The first Whistleblower Week took place in Washington, D.C. from May 13–19, 2007 and was sponsored by a loose coalition of whistleblower-related advocacy groups. The week was timed to coincide with the fifth anniversary of the May 15, 2002 enactment of the "Notification and Federal Employee Antidiscrimination and Retaliation Act of 2002" (Public Law 107-174), now known as the No-FEAR Act.[1] During the week, whistleblowers and their allies gathered for awards ceremonies, speeches, panel discussions, and training sessions. The 2007 event was featured in the New York Times[2] and announced in the Congressional Record by Republican Senator Charles Grassley of Iowa.[3]
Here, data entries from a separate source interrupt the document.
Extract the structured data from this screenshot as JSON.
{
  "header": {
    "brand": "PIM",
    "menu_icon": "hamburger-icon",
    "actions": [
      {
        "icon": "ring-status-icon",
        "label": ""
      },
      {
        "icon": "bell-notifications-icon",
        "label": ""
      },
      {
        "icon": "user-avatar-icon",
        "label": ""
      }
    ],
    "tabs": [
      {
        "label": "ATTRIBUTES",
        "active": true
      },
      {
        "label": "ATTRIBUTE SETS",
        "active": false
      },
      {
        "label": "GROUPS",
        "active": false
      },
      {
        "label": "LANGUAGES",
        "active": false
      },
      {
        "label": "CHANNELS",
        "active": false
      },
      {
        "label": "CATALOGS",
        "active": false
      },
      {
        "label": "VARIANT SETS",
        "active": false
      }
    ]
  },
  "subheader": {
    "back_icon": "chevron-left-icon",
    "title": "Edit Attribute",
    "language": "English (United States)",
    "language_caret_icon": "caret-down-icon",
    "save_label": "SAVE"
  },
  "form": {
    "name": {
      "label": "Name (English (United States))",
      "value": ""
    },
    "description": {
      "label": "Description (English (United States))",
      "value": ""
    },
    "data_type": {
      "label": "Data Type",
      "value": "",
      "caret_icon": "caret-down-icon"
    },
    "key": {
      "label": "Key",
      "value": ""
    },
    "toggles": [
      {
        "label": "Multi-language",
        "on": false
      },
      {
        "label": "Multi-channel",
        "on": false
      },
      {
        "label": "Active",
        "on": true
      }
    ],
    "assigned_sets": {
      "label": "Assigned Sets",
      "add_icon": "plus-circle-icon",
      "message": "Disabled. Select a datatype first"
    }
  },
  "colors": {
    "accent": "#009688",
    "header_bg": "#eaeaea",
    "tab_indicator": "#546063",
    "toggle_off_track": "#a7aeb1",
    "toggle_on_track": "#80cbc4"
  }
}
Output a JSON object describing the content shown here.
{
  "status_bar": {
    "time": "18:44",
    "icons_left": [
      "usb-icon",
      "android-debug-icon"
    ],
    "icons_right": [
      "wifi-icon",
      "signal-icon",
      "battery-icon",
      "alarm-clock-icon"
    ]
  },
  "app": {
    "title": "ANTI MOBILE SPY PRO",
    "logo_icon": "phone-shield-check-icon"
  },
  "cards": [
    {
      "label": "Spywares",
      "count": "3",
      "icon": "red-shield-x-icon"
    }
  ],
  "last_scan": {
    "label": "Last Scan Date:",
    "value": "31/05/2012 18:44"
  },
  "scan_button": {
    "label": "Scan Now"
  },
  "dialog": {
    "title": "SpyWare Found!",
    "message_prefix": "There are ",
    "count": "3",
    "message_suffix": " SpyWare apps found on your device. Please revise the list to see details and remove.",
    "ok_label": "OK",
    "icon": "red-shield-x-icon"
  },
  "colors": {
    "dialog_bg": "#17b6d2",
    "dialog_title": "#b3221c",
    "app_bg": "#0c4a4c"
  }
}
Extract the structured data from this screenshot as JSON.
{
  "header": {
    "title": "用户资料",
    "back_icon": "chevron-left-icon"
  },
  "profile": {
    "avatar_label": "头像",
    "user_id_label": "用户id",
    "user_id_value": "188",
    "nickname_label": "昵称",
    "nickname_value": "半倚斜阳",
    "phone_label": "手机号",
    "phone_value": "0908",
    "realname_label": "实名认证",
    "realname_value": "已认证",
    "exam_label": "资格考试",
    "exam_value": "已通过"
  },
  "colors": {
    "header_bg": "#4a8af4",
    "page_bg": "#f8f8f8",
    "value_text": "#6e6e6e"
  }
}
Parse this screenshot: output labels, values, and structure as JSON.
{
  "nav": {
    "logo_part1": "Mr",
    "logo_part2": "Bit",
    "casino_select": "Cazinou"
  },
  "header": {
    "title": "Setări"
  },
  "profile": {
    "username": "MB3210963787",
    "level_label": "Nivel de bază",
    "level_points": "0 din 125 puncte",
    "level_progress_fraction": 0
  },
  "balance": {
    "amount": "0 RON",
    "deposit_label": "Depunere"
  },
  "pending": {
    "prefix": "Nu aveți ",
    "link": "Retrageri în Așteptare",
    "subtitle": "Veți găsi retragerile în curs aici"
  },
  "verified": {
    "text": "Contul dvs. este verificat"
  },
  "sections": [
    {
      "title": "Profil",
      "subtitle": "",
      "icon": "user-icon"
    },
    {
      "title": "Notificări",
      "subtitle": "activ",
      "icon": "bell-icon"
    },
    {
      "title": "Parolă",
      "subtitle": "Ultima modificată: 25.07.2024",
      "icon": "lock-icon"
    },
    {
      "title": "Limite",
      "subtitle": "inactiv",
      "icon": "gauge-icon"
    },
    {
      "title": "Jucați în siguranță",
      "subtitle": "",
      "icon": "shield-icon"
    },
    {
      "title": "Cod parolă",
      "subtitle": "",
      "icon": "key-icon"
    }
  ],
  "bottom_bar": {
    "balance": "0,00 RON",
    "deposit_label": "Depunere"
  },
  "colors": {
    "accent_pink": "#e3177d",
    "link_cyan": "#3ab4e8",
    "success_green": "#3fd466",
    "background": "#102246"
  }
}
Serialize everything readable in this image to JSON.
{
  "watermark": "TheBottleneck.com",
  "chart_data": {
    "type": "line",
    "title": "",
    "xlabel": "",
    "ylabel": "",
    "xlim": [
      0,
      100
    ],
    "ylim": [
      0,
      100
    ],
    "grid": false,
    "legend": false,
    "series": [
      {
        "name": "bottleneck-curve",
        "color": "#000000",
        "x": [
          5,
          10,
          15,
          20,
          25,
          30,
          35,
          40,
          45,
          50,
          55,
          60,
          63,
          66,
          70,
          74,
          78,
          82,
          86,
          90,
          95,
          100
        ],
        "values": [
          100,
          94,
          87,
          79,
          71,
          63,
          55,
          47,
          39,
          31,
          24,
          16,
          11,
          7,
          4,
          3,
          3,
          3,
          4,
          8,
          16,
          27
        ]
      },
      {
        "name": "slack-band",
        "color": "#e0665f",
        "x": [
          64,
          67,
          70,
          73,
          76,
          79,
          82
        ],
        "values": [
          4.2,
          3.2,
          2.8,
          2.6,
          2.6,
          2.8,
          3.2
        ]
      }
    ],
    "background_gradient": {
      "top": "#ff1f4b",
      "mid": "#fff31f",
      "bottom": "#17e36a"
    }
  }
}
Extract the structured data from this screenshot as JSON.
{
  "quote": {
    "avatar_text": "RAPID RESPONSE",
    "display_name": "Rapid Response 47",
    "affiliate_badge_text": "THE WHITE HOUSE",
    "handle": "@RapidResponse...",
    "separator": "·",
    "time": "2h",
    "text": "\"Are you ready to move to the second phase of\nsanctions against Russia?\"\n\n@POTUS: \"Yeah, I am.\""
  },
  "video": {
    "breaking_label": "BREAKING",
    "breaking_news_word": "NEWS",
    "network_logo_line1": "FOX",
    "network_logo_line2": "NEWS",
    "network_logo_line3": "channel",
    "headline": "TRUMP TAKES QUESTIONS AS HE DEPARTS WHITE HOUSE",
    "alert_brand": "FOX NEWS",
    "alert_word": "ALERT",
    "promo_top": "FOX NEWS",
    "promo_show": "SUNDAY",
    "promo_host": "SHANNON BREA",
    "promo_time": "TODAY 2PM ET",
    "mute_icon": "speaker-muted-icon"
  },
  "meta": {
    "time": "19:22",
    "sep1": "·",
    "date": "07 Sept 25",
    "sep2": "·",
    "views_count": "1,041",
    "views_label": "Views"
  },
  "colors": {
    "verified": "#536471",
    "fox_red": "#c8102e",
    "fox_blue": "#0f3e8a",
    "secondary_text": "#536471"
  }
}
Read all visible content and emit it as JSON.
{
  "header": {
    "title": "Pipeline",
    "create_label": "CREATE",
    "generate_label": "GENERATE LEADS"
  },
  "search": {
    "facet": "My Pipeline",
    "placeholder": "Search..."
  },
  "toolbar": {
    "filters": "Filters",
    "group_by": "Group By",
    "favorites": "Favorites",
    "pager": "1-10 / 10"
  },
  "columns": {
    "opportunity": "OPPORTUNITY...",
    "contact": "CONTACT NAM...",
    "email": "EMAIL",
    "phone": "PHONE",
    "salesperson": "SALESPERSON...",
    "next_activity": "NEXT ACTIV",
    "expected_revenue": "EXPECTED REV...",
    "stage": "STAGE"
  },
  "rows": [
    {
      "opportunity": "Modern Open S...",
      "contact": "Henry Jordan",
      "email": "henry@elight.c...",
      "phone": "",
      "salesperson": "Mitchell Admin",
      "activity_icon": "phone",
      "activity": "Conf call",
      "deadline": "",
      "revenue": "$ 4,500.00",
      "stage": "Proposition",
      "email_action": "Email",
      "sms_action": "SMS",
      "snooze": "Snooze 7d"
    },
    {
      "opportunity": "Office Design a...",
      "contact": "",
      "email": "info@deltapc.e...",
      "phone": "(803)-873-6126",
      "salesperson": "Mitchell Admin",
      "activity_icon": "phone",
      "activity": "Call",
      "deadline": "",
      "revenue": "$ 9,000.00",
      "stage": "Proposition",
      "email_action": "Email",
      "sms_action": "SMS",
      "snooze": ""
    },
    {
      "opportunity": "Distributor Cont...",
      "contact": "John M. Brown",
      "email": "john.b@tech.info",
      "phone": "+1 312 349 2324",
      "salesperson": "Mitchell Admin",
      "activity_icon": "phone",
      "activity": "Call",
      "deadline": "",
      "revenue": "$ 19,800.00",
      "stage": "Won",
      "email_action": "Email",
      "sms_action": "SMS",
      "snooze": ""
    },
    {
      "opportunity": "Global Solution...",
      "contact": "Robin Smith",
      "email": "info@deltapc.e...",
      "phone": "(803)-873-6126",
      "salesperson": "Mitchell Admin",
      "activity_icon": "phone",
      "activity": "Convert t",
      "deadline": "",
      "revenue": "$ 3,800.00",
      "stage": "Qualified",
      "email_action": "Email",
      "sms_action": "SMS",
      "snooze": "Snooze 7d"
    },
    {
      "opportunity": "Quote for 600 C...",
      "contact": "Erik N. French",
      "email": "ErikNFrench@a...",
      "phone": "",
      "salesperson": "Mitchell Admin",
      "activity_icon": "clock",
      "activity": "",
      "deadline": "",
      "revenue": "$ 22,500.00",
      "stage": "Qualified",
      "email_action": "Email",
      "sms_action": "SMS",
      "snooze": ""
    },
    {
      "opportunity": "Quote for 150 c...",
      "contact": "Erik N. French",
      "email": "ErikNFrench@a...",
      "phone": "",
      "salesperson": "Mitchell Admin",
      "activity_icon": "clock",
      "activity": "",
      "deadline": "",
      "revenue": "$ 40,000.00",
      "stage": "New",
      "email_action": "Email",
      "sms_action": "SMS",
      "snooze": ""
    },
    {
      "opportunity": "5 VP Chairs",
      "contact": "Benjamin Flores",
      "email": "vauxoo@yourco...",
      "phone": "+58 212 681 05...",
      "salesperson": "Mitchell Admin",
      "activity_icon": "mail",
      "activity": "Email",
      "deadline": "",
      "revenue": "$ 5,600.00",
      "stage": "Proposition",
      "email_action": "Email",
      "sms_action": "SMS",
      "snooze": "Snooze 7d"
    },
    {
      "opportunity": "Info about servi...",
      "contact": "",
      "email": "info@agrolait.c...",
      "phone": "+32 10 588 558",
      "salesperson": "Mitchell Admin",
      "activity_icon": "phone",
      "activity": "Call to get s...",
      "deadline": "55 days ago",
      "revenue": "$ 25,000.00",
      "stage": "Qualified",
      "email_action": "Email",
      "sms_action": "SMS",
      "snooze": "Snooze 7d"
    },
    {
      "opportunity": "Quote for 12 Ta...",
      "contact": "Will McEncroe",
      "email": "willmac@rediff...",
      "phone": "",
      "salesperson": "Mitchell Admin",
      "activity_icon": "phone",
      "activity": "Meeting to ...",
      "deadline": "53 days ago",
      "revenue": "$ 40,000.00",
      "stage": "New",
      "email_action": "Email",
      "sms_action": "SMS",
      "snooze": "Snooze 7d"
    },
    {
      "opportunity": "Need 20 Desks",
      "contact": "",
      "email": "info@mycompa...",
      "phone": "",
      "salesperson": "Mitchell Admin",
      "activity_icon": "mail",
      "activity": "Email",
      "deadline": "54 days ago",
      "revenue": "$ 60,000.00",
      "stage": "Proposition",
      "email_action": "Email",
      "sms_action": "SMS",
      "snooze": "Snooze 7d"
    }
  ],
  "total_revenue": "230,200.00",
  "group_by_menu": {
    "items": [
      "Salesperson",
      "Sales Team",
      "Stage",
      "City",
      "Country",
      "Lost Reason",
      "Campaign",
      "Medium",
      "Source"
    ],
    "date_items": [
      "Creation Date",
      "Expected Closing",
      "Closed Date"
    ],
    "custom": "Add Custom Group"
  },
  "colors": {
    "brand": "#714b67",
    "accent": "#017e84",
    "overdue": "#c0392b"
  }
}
The second Whistleblower Week took place May 12–15, 2008 and was sponsored by the No Fear Coalition, the Semmelweis Society, and the Bill of Rights Foundation.[4]

2007 participants[edit]

The first Whistleblower Week was organized by around fifty organizations[1] and included a diverse group of participants, from a United States Senator to a 9–11 conspiracy theorist recruiting followers.[2]

Notable attendees included:

  • Jeffrey Wigand, a former tobacco executive who reported the industry's manipulation of nicotine levels in cigarettes and was featured in the movie The Insider.
  • Coleen Rowley, who blew the whistle on the FBI's negligence preceding the September 11 terrorist attack. Ms. Rowley was named as one of Time Magazine's Persons of the Year, along with conference supporter and Enron whistleblower Sherron Watkins. The FBI Oversight Panel was led by former FBI Special Agents Rowley and Mike German.
  • Janet Howard, Joyce E. Megginson and Tanya Ward Jordan, members of the No FEAR Coalition and class agents who blew the whistle on race discrimination at the Department of Commerce (Janet Howard, et al. vs Department of Commerce).
  • Dr. Marsha Coleman-Adebayo, an EPA employee who won a racial and gender discrimination lawsuit after alleging that a United States company was exposing South African miners and their families to toxic levels of vanadium.[5]
  • Bunnatine H. Greenhouse, of the Army Corps of Engineers. Greenhouse opposed the process that awarded government contracts to Halliburton, Inc., without counterbids.[2]
  • Stephen M. Kohn, Co-founder and Executive Director of the National Whistleblower Center hosted a series of workshops to aid whistleblowers and their lawyers. Kohn reminded participants that they stand to gain monetarily from whistleblowing activities.[2]

2008 participants[edit]


  1. ^ a b c Tim Kauffman (May 11, 2007). "First Whistleblower Week in Washington begins Sunday". federaltimes.com. Retrieved July 15, 2008. [dead link]
  2. ^ a b c d Scott Shane (May 18, 2007). "From Out of the Shadows, Whistle-Blowers Convene". The New York Times. Retrieved October 27, 2007. 
  3. ^ Senator Charles Grassley (May 14, 2007). "WHISTLEBLOWER WEEK IN WASHINGTON". Congressional Record. Retrieved January 10, 2010. 
  4. ^ "GAP Whistleblower Week Events Kick Off Monday". Government Accountability Project. May 8, 2008. Retrieved October 1, 2010. 
  5. ^ Fears, D. (July 10, 2006). "Coming Soon: A Tale of Whistleblowing at the EPA". Washington Post. 
  6. ^ "Washington Whistleblower Week". Institute for Policy Studies. Retrieved October 1, 2010.